▶ **PROBLEM STATEMENT**
Repeat the data exactly, please.

═════ RECORDED INFORMATION ═════

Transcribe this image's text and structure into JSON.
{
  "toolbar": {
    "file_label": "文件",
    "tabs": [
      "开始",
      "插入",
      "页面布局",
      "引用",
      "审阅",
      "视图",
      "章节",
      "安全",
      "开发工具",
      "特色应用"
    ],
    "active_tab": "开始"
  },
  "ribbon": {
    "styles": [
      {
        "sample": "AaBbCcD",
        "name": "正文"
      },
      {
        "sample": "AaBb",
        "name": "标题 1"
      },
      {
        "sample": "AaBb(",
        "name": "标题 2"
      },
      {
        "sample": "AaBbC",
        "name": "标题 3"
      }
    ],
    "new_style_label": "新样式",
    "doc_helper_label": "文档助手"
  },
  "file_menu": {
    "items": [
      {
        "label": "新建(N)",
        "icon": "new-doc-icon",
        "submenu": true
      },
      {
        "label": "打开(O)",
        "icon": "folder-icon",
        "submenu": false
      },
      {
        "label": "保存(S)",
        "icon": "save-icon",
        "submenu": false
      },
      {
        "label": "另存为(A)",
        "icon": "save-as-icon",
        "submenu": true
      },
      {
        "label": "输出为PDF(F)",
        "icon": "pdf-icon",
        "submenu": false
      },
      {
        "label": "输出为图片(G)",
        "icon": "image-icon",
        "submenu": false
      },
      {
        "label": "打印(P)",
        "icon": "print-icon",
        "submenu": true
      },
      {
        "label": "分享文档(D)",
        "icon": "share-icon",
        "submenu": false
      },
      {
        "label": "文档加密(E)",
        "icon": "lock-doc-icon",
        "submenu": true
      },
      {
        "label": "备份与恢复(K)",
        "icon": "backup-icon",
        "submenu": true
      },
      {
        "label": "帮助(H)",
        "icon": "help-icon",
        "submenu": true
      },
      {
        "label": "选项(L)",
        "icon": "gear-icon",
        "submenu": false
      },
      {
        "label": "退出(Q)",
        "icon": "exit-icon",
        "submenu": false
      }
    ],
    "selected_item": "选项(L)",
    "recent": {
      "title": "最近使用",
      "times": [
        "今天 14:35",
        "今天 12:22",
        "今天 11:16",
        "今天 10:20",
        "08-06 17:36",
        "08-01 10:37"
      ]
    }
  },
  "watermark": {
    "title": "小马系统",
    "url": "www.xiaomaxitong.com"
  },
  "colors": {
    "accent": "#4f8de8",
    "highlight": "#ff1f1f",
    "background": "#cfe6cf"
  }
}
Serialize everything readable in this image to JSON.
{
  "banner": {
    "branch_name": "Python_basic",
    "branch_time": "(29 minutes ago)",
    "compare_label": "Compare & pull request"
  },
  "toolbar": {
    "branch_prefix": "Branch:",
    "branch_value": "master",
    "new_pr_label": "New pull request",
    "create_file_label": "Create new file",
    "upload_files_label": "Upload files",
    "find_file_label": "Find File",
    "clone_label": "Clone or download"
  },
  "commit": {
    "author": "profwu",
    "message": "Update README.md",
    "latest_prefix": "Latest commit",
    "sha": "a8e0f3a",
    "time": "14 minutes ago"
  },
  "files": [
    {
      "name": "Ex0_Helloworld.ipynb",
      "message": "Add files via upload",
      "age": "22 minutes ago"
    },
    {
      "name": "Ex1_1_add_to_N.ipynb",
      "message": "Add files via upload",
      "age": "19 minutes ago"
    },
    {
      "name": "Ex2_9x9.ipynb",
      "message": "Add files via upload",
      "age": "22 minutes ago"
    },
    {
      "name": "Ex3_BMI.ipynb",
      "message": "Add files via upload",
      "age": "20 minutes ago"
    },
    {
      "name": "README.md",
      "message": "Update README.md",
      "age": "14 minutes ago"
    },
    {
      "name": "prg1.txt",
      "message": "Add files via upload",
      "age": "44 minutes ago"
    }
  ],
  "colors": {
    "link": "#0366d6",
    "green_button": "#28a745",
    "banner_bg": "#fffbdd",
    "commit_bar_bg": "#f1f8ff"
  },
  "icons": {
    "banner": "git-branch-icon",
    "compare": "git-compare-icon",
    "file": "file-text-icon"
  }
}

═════

▶ **SOLUTION TO THE EXERCISE**
Transcribe this image's text and structure into JSON.
{
  "toolbar": {
    "file_label": "文件",
    "tabs": [
      "开始",
      "插入",
      "页面布局",
      "引用",
      "审阅",
      "视图",
      "章节",
      "安全",
      "开发工具",
      "特色应用"
    ],
    "active_tab": "开始"
  },
  "ribbon": {
    "styles": [
      {
        "sample": "AaBbCcD",
        "name": "正文"
      },
      {
        "sample": "AaBb",
        "name": "标题 1"
      },
      {
        "sample": "AaBb(",
        "name": "标题 2"
      },
      {
        "sample": "AaBbC",
        "name": "标题 3"
      }
    ],
    "new_style_label": "新样式",
    "doc_helper_label": "文档助手"
  },
  "file_menu": {
    "items": [
      {
        "label": "新建(N)",
        "icon": "new-doc-icon",
        "submenu": true
      },
      {
        "label": "打开(O)",
        "icon": "folder-icon",
        "submenu": false
      },
      {
        "label": "保存(S)",
        "icon": "save-icon",
        "submenu": false
      },
      {
        "label": "另存为(A)",
        "icon": "save-as-icon",
        "submenu": true
      },
      {
        "label": "输出为PDF(F)",
        "icon": "pdf-icon",
        "submenu": false
      },
      {
        "label": "输出为图片(G)",
        "icon": "image-icon",
        "submenu": false
      },
      {
        "label": "打印(P)",
        "icon": "print-icon",
        "submenu": true
      },
      {
        "label": "分享文档(D)",
        "icon": "share-icon",
        "submenu": false
      },
      {
        "label": "文档加密(E)",
        "icon": "lock-doc-icon",
        "submenu": true
      },
      {
        "label": "备份与恢复(K)",
        "icon": "backup-icon",
        "submenu": true
      },
      {
        "label": "帮助(H)",
        "icon": "help-icon",
        "submenu": true
      },
      {
        "label": "选项(L)",
        "icon": "gear-icon",
        "submenu": false
      },
      {
        "label": "退出(Q)",
        "icon": "exit-icon",
        "submenu": false
      }
    ],
    "selected_item": "选项(L)",
    "recent": {
      "title": "最近使用",
      "times": [
        "今天 14:35",
        "今天 12:22",
        "今天 11:16",
        "今天 10:20",
        "08-06 17:36",
        "08-01 10:37"
      ]
    }
  },
  "watermark": {
    "title": "小马系统",
    "url": "www.xiaomaxitong.com"
  },
  "colors": {
    "accent": "#4f8de8",
    "highlight": "#ff1f1f",
    "background": "#cfe6cf"
  }
}
Serialize everything readable in this image to JSON.
{
  "banner": {
    "branch_name": "Python_basic",
    "branch_time": "(29 minutes ago)",
    "compare_label": "Compare & pull request"
  },
  "toolbar": {
    "branch_prefix": "Branch:",
    "branch_value": "master",
    "new_pr_label": "New pull request",
    "create_file_label": "Create new file",
    "upload_files_label": "Upload files",
    "find_file_label": "Find File",
    "clone_label": "Clone or download"
  },
  "commit": {
    "author": "profwu",
    "message": "Update README.md",
    "latest_prefix": "Latest commit",
    "sha": "a8e0f3a",
    "time": "14 minutes ago"
  },
  "files": [
    {
      "name": "Ex0_Helloworld.ipynb",
      "message": "Add files via upload",
      "age": "22 minutes ago"
    },
    {
      "name": "Ex1_1_add_to_N.ipynb",
      "message": "Add files via upload",
      "age": "19 minutes ago"
    },
    {
      "name": "Ex2_9x9.ipynb",
      "message": "Add files via upload",
      "age": "22 minutes ago"
    },
    {
      "name": "Ex3_BMI.ipynb",
      "message": "Add files via upload",
      "age": "20 minutes ago"
    },
    {
      "name": "README.md",
      "message": "Update README.md",
      "age": "14 minutes ago"
    },
    {
      "name": "prg1.txt",
      "message": "Add files via upload",
      "age": "44 minutes ago"
    }
  ],
  "colors": {
    "link": "#0366d6",
    "green_button": "#28a745",
    "banner_bg": "#fffbdd",
    "commit_bar_bg": "#f1f8ff"
  },
  "icons": {
    "banner": "git-branch-icon",
    "compare": "git-compare-icon",
    "file": "file-text-icon"
  }
}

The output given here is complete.